By the end of January 400 community pharmacists in Wales will have been trained to provide a Sore Throat Test-and-Treat service, saving thousands of patients a trip to their GP surgery. Health Education and Improvement Wales (HEIW) has been working closely with health boards to offer these clinical skills training sessions across Wales.
After talking to more than 55 pharmacies and recording 3,655 consultations HEIW has had significant positive feedback.
Now all health boards are looking to get involved in the expanded scheme. From next April, plans are underway to train a further 1,000 community pharmacists with the aim that eventually all 716 community pharmacies in Wales will offer the service.
The training provides pharmacists with the necessary skills to offer patients a new service for treating sore throat symptoms closer to home, helping to ease the pressure on health resources during the winter months. Each year an average GP will see around 120 patients with acute pharyngitis – or a sore throat.
The Sore Throat Test-and-Treat service is in addition to the successful Choose Pharmacy range of initiatives for patients offered by the community pharmacies.
Pharmacists assess symptoms, examine the patients throat and take a simple swab test if they suspect they are suffering with a bacterial infection. The results of the test are available in minutes, and the pharmacist and patient can then discuss the best treatment to manage symptoms.
The impact of the training on the pharmacists’ ability to manage acute minor illness effectively will be continually evaluated during 2020.
Professor Margaret Allan, Pharmacy Dean at HEIW said:
“The Welsh Governments Healthier Wales’ ambition is to provide health and social care closer to home. This requires a healthcare workforce that is flexible and responsive to the changing needs of patient services. HEIW recognises that community pharmacists can make a significant contribution to improving the health and wellbeing of their local communities.
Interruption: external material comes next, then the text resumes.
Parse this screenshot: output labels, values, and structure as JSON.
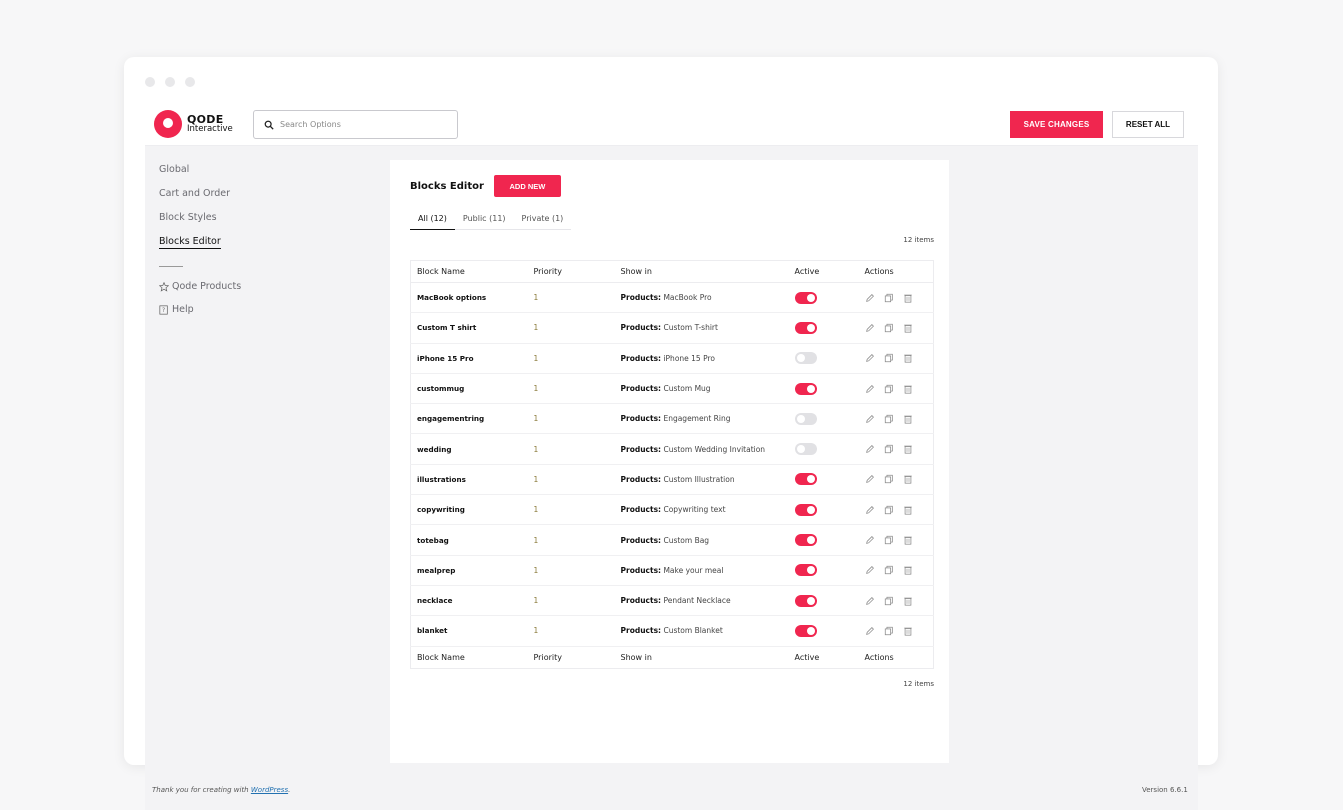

“Supporting community pharmacists to develop additional clinical skills means they can become part of the multi-disciplinary team which can treat acute minor ailments in a more timely manner within patients’ localities.”
Notes to Editor: